- [THE PROBLEM]: Retype the records in full, keeping each character as it is.

- [SOURCE INFORMATION]:
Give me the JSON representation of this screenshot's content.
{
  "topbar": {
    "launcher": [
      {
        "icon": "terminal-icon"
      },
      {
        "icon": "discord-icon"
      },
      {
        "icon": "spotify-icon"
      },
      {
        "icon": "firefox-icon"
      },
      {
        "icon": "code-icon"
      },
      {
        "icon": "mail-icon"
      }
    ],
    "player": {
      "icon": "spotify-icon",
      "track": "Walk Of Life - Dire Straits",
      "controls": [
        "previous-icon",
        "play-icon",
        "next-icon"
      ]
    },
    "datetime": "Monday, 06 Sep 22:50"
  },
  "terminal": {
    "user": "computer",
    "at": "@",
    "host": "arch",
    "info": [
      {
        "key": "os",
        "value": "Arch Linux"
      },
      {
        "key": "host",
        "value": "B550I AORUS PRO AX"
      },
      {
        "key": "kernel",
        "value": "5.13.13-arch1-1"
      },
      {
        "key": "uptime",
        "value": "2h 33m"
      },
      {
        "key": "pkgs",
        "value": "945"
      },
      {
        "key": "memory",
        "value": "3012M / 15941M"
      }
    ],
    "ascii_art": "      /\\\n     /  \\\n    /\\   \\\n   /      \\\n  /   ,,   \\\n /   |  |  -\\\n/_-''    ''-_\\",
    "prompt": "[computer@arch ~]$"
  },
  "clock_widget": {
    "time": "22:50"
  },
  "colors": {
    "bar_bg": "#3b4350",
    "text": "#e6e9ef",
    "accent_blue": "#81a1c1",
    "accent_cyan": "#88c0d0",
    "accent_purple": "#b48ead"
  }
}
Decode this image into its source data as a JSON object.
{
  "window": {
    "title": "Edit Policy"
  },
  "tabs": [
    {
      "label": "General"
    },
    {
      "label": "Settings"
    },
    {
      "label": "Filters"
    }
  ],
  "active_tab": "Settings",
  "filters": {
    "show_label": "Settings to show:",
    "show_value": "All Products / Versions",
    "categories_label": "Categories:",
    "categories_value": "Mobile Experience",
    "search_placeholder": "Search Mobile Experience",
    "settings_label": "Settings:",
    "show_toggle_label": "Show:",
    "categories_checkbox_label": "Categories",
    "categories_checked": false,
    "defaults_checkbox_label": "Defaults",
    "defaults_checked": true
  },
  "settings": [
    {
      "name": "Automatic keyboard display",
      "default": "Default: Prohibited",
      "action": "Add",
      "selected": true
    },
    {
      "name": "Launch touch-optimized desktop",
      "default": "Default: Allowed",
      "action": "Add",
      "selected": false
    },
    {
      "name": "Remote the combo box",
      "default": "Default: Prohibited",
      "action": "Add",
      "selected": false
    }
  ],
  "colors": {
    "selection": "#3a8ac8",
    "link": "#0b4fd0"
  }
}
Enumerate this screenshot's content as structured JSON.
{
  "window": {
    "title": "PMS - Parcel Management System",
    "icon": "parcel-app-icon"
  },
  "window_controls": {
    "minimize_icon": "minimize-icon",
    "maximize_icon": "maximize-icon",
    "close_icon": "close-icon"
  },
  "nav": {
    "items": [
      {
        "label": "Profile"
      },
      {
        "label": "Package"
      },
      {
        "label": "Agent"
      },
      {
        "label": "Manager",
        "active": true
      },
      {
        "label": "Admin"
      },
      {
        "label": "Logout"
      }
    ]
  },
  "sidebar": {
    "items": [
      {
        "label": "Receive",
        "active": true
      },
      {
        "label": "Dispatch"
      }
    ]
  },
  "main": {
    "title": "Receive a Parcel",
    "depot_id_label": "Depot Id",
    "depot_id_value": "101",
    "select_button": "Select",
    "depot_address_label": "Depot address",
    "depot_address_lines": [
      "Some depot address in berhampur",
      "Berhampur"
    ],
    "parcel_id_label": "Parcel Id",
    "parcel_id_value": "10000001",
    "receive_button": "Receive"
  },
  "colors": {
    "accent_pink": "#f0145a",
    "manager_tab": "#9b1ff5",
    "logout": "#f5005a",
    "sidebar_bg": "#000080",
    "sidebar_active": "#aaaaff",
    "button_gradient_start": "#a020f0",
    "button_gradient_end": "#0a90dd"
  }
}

- [ANSWER SECTION]:
Give me the JSON representation of this screenshot's content.
{
  "topbar": {
    "launcher": [
      {
        "icon": "terminal-icon"
      },
      {
        "icon": "discord-icon"
      },
      {
        "icon": "spotify-icon"
      },
      {
        "icon": "firefox-icon"
      },
      {
        "icon": "code-icon"
      },
      {
        "icon": "mail-icon"
      }
    ],
    "player": {
      "icon": "spotify-icon",
      "track": "Walk Of Life - Dire Straits",
      "controls": [
        "previous-icon",
        "play-icon",
        "next-icon"
      ]
    },
    "datetime": "Monday, 06 Sep 22:50"
  },
  "terminal": {
    "user": "computer",
    "at": "@",
    "host": "arch",
    "info": [
      {
        "key": "os",
        "value": "Arch Linux"
      },
      {
        "key": "host",
        "value": "B550I AORUS PRO AX"
      },
      {
        "key": "kernel",
        "value": "5.13.13-arch1-1"
      },
      {
        "key": "uptime",
        "value": "2h 33m"
      },
      {
        "key": "pkgs",
        "value": "945"
      },
      {
        "key": "memory",
        "value": "3012M / 15941M"
      }
    ],
    "ascii_art": "      /\\\n     /  \\\n    /\\   \\\n   /      \\\n  /   ,,   \\\n /   |  |  -\\\n/_-''    ''-_\\",
    "prompt": "[computer@arch ~]$"
  },
  "clock_widget": {
    "time": "22:50"
  },
  "colors": {
    "bar_bg": "#3b4350",
    "text": "#e6e9ef",
    "accent_blue": "#81a1c1",
    "accent_cyan": "#88c0d0",
    "accent_purple": "#b48ead"
  }
}
Decode this image into its source data as a JSON object.
{
  "window": {
    "title": "Edit Policy"
  },
  "tabs": [
    {
      "label": "General"
    },
    {
      "label": "Settings"
    },
    {
      "label": "Filters"
    }
  ],
  "active_tab": "Settings",
  "filters": {
    "show_label": "Settings to show:",
    "show_value": "All Products / Versions",
    "categories_label": "Categories:",
    "categories_value": "Mobile Experience",
    "search_placeholder": "Search Mobile Experience",
    "settings_label": "Settings:",
    "show_toggle_label": "Show:",
    "categories_checkbox_label": "Categories",
    "categories_checked": false,
    "defaults_checkbox_label": "Defaults",
    "defaults_checked": true
  },
  "settings": [
    {
      "name": "Automatic keyboard display",
      "default": "Default: Prohibited",
      "action": "Add",
      "selected": true
    },
    {
      "name": "Launch touch-optimized desktop",
      "default": "Default: Allowed",
      "action": "Add",
      "selected": false
    },
    {
      "name": "Remote the combo box",
      "default": "Default: Prohibited",
      "action": "Add",
      "selected": false
    }
  ],
  "colors": {
    "selection": "#3a8ac8",
    "link": "#0b4fd0"
  }
}
Enumerate this screenshot's content as structured JSON.
{
  "window": {
    "title": "PMS - Parcel Management System",
    "icon": "parcel-app-icon"
  },
  "window_controls": {
    "minimize_icon": "minimize-icon",
    "maximize_icon": "maximize-icon",
    "close_icon": "close-icon"
  },
  "nav": {
    "items": [
      {
        "label": "Profile"
      },
      {
        "label": "Package"
      },
      {
        "label": "Agent"
      },
      {
        "label": "Manager",
        "active": true
      },
      {
        "label": "Admin"
      },
      {
        "label": "Logout"
      }
    ]
  },
  "sidebar": {
    "items": [
      {
        "label": "Receive",
        "active": true
      },
      {
        "label": "Dispatch"
      }
    ]
  },
  "main": {
    "title": "Receive a Parcel",
    "depot_id_label": "Depot Id",
    "depot_id_value": "101",
    "select_button": "Select",
    "depot_address_label": "Depot address",
    "depot_address_lines": [
      "Some depot address in berhampur",
      "Berhampur"
    ],
    "parcel_id_label": "Parcel Id",
    "parcel_id_value": "10000001",
    "receive_button": "Receive"
  },
  "colors": {
    "accent_pink": "#f0145a",
    "manager_tab": "#9b1ff5",
    "logout": "#f5005a",
    "sidebar_bg": "#000080",
    "sidebar_active": "#aaaaff",
    "button_gradient_start": "#a020f0",
    "button_gradient_end": "#0a90dd"
  }
}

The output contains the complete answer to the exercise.